Her eyes drifted back to the horizon and David reached out and gently took her small hand in his large one. He cleared his throat awkwardly, captured her gaze, and though his words were casually said, his eyes were intense. “Darlin’, I know I’m not exactly educated, but I’ve been around awhile. And if there’s one thing I’ve learnt it’s that as long as there is one person left in the fight, there’s a chance the fight can be won,” he said, his gaze flicking to the particular section of the horizon she’d been looking at a little while before—the part where the sea met the sky. “I know what it’s like, kid. When one person gets the courage to stand against the flow, it makes it just that much easier for someone else to do the same.”

His roving eyes rested on a flock of pigeons on a rooftop a few buildings away, his expression carefully blank as he continued. “Pretty soon one of those pigeons is gonna pick up and fly.

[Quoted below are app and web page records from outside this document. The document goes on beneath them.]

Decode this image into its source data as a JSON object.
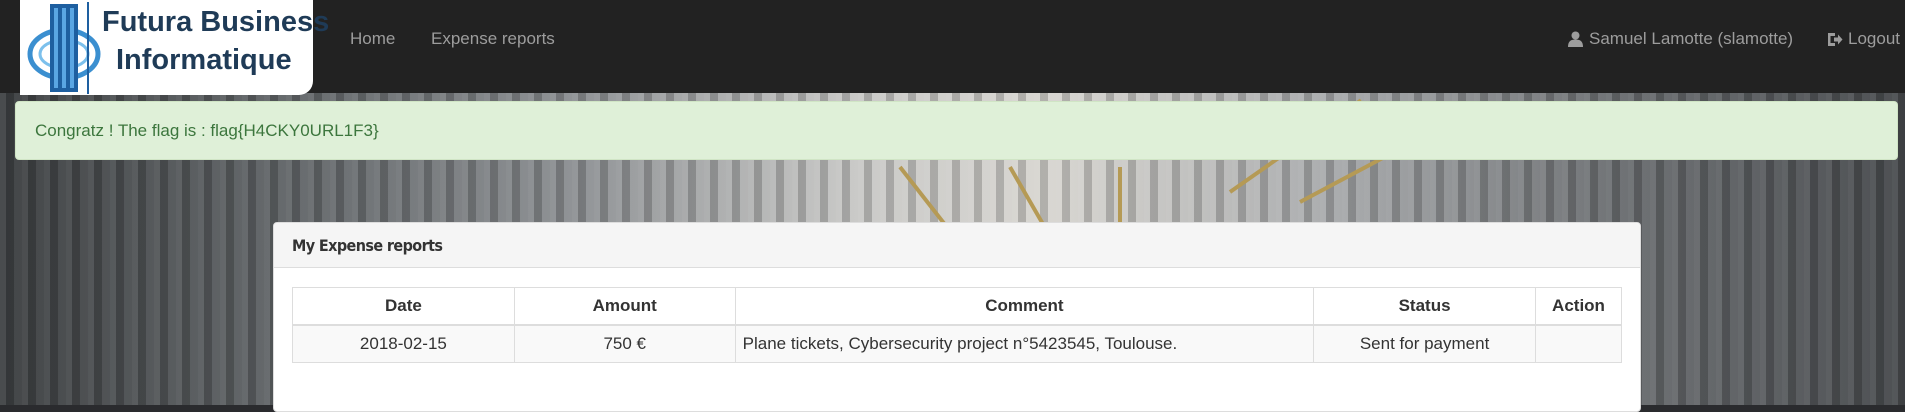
{
  "brand": {
    "line1": "Futura Business",
    "line2": "Informatique"
  },
  "nav": {
    "home": "Home",
    "expense_reports": "Expense reports",
    "user": "Samuel Lamotte (slamotte)",
    "logout": "Logout"
  },
  "alert": {
    "message": "Congratz ! The flag is : flag{H4CKY0URL1F3}"
  },
  "panel": {
    "title": "My Expense reports",
    "columns": [
      "Date",
      "Amount",
      "Comment",
      "Status",
      "Action"
    ],
    "rows": [
      {
        "date": "2018-02-15",
        "amount": "750 €",
        "comment": "Plane tickets, Cybersecurity project n°5423545, Toulouse.",
        "status": "Sent for payment",
        "action": ""
      }
    ]
  },
  "colors": {
    "navbar": "#222222",
    "nav_text": "#9d9d9d",
    "alert_bg": "#dff0d8",
    "alert_text": "#3c763d",
    "brand_text": "#1f3b57"
  },
  "icons": {
    "user": "user-icon",
    "logout": "logout-icon",
    "logo": "building-globe-logo-icon"
  }
}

And, in time, so will another, until the whole sky is filled with white birds,” he turned back to her, his eyes filled with uncharacteristic tears and his expression begging her to understand, but somehow knowing that she would, that she always had. “That’s us, darlin’.”

Sera squeezed his hand; a slight—very slight—almost sardonic smile curved around her lips. “We’re birds, David?”

“You and me both, kid,” David murmured, pulling her against his side and wrapping an arm around her waist. On his lips was a slight smile. “You and me both.”

Behind them, a shimmering, golden glow was shed across the concrete and glass masses of buildings that made up New York, as the sun crested the horizon.

Of Light and Dark

There is reasoning

And then there is release.


I’m tired of the war raging here.

I’m tired of keeping up the fight.

The burden I shoulder

is not so heavy.

So I’ve stopped resisting its tug.


Yes, I walk in the light.

But I carry the darkness with me.


as I looked out the window

and gazed toward the sea

I saw so many people

all looking back at me

they are hungry

very cold

they are children

now grown old

their faces long

for deep within

there is no soul

inside their skin


I turned them away

they aren’t mine to keep

I couldn’t give them shelter

nor a place to sleep

I’m just a humble person

not a savior

not a prophet

these are things I cannot be

as I looked back out the window

and gazed toward the sea

I saw gently rolling waves

and no one else but me